_Instructions for the task_. Write out the data once more, exactly as it reads.

[Data records for software interfaces]
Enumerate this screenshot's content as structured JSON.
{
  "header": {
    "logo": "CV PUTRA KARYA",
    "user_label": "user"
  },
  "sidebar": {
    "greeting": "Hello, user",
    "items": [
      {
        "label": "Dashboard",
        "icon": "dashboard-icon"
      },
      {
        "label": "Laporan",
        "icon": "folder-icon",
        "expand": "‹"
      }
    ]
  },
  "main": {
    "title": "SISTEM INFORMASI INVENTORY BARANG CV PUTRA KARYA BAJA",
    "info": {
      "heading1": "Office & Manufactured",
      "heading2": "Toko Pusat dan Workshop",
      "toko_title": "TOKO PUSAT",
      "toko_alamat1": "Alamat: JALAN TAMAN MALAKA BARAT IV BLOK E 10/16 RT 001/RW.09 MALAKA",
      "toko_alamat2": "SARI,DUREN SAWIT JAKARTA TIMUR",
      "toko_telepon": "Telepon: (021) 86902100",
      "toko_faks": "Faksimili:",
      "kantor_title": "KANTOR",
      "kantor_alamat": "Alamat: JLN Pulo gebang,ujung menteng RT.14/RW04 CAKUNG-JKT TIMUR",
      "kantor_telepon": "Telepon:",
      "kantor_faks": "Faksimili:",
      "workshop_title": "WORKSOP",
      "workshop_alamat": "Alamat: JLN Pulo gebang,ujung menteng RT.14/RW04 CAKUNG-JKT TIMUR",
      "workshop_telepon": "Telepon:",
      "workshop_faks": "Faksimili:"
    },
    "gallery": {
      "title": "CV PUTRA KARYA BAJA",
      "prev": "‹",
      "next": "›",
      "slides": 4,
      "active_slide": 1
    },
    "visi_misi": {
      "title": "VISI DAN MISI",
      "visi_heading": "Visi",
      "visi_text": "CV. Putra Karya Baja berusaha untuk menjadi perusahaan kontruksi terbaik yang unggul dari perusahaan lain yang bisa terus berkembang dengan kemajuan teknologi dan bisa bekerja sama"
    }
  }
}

_Answer to this exercise_.
Enumerate this screenshot's content as structured JSON.
{
  "header": {
    "logo": "CV PUTRA KARYA",
    "user_label": "user"
  },
  "sidebar": {
    "greeting": "Hello, user",
    "items": [
      {
        "label": "Dashboard",
        "icon": "dashboard-icon"
      },
      {
        "label": "Laporan",
        "icon": "folder-icon",
        "expand": "‹"
      }
    ]
  },
  "main": {
    "title": "SISTEM INFORMASI INVENTORY BARANG CV PUTRA KARYA BAJA",
    "info": {
      "heading1": "Office & Manufactured",
      "heading2": "Toko Pusat dan Workshop",
      "toko_title": "TOKO PUSAT",
      "toko_alamat1": "Alamat: JALAN TAMAN MALAKA BARAT IV BLOK E 10/16 RT 001/RW.09 MALAKA",
      "toko_alamat2": "SARI,DUREN SAWIT JAKARTA TIMUR",
      "toko_telepon": "Telepon: (021) 86902100",
      "toko_faks": "Faksimili:",
      "kantor_title": "KANTOR",
      "kantor_alamat": "Alamat: JLN Pulo gebang,ujung menteng RT.14/RW04 CAKUNG-JKT TIMUR",
      "kantor_telepon": "Telepon:",
      "kantor_faks": "Faksimili:",
      "workshop_title": "WORKSOP",
      "workshop_alamat": "Alamat: JLN Pulo gebang,ujung menteng RT.14/RW04 CAKUNG-JKT TIMUR",
      "workshop_telepon": "Telepon:",
      "workshop_faks": "Faksimili:"
    },
    "gallery": {
      "title": "CV PUTRA KARYA BAJA",
      "prev": "‹",
      "next": "›",
      "slides": 4,
      "active_slide": 1
    },
    "visi_misi": {
      "title": "VISI DAN MISI",
      "visi_heading": "Visi",
      "visi_text": "CV. Putra Karya Baja berusaha untuk menjadi perusahaan kontruksi terbaik yang unggul dari perusahaan lain yang bisa terus berkembang dengan kemajuan teknologi dan bisa bekerja sama"
    }
  }
}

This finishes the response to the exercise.